The complainant was deeply affected by the comments on facebook and at work.  He claimed that they were  ”humiliating and damaging to his character, work and personal life, and stated that they created a negative emotional, social, mental and possibly financial effect on him” (3). 

The respondent did not respond to the Tribunal’s request for a response and the Tribunal deemed that the respondent had therefore “accepted the applicant’s allegations”.


Does the facebook comment amount to harassment?




The Tribunal referred to Taylor-Baptiste v OPSEU, 2012, HRTO 1392 in which the tribunal determined that “the Code may apply to workplace-related postings on the internet”.  In the Perez-Morono case, the Tribunal concurred and found that the respondent’s comments on facebook amounted to harassment on the basis of race, ancestry, place or origin, citizenship and ethnic origin.  “The comments clearly were vexatious and related to an incident that occurred in the workplace.

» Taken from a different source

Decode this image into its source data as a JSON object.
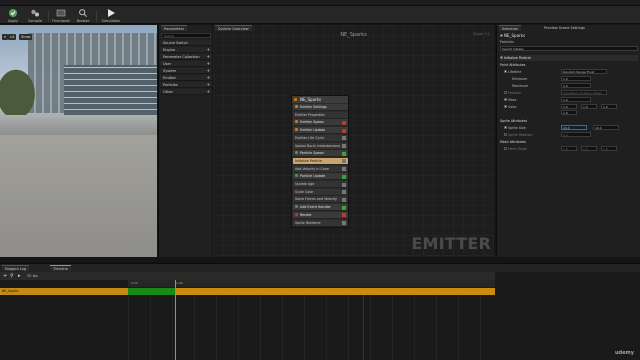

The respondent knew or ought reasonably to have known her comments were unwelcome to the applicant. “ (4)


The complainant wanted the respondent to be terminated.  The Tribunal did not have the power to terminate an employee, especially in this case where the employer was not included as a respondent. The respondent was required to take the Human Rights Commission’s 101 online training. The Tribunal also determined that it would “provide a copy of this decision to the employer who may wish to consider whether human rights training might be of benefit for all its employees. (5)

Kingston, Ontario, Canada. K7L 3N6. 613.533.2000